Children talk more when they play with man-made objects than with natural objects. This interesting discovery was made by researchers at the University of Portsmouth. Babies communicate using “protophones,” which are the first sounds that turn into words and sentences. They found that these sounds are more likely to be produced when babies play with toys or household objects rather than natural objects such as sticks or rocks. They also show more interest in household objects such as mugs and pens than in natural objects such as flowers or trees.
Dr. Violet Gibson, lead author of the study, attributed this phenomenon to the fact that household objects are designed to attract a child’s attention, while natural objects may be less interesting. She also noted that household objects may have a role in human language development.

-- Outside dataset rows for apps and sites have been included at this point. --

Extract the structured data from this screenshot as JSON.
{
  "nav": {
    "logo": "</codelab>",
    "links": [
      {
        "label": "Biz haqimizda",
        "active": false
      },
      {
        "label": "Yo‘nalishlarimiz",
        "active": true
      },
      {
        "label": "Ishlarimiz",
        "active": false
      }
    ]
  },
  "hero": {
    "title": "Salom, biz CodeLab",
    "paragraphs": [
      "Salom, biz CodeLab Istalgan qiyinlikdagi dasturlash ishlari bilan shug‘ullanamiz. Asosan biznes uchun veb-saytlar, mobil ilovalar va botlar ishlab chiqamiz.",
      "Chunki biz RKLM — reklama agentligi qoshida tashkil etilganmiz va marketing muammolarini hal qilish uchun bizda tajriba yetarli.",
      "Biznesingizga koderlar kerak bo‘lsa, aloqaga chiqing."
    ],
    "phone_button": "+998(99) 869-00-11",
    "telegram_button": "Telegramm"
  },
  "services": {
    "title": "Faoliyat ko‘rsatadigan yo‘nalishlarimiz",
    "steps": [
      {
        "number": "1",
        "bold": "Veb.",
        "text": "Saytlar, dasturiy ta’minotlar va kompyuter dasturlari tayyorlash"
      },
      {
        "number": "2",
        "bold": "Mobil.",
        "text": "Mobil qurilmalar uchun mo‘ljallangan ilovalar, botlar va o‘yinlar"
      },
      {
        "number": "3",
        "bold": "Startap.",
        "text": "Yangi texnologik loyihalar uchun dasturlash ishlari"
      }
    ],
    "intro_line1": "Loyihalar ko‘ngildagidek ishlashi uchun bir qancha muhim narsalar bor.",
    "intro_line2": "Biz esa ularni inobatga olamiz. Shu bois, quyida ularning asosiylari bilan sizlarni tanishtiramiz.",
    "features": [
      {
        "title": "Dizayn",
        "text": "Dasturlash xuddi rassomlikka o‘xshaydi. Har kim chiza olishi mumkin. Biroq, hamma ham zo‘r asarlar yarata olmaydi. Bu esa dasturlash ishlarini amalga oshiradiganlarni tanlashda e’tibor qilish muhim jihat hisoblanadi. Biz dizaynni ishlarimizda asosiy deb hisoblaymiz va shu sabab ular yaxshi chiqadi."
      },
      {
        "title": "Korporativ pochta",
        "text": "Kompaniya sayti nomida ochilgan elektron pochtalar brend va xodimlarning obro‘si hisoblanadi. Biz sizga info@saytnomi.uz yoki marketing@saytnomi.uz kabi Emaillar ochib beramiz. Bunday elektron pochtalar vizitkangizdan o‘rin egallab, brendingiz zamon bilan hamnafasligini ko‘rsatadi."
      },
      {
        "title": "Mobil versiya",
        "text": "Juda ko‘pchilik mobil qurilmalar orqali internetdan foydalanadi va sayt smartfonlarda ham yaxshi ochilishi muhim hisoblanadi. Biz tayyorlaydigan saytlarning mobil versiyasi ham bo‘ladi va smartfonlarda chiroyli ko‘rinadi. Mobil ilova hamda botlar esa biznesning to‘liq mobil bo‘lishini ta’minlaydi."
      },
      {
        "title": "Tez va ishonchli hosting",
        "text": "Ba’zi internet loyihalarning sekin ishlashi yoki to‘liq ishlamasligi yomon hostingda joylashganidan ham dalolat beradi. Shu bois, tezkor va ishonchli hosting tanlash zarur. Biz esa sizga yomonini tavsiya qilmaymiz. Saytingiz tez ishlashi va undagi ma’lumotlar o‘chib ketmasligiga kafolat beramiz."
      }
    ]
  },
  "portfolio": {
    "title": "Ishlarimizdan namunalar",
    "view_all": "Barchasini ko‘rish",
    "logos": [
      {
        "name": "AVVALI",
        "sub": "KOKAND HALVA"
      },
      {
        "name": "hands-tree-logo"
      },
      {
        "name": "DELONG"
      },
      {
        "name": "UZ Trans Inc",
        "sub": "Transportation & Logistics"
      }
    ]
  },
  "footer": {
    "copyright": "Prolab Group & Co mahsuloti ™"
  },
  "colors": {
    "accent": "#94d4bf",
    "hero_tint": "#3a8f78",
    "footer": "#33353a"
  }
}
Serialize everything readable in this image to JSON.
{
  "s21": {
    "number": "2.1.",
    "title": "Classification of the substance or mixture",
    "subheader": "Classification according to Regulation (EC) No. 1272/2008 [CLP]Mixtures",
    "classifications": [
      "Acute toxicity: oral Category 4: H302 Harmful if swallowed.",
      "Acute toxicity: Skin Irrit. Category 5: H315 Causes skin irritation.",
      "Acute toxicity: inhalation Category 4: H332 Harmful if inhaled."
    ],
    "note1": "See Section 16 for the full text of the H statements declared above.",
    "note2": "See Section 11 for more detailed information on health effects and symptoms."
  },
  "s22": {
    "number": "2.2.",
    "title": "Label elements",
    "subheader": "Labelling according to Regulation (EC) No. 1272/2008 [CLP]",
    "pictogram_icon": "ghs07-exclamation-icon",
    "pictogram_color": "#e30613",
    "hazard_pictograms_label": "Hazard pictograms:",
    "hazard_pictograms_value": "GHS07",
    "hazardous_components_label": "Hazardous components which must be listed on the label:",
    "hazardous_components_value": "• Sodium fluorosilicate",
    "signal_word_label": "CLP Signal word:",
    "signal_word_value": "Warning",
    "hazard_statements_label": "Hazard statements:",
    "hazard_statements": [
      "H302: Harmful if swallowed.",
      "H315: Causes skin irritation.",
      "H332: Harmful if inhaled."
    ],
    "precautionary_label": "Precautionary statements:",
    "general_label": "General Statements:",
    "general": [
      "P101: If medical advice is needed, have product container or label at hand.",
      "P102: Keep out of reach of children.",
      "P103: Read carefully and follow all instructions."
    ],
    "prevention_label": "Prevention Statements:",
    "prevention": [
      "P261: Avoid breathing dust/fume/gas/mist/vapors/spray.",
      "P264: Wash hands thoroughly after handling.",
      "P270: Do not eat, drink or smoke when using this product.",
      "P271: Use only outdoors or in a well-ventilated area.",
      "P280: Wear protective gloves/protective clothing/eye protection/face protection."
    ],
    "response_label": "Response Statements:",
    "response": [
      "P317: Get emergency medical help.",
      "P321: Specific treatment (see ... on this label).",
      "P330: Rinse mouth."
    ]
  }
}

The researchers also looked at the social aspect of this issue. They studied how often infants looked at their mothers when they played with various objects. It turned out that babies were more likely to look at their parents when they were using natural objects. This may be because they are less interested in natural objects and look to their parents to appreciate their value.
It is interesting to note that chimpanzees also exhibit similar behavior. Like human infants, they use objects to communicate and may be influenced by social factors.
These studies show that the objects that babies interact with can have a significant impact on their communication skills. They also emphasize the importance of playing and interacting with children using a variety of objects to stimulate their speech development.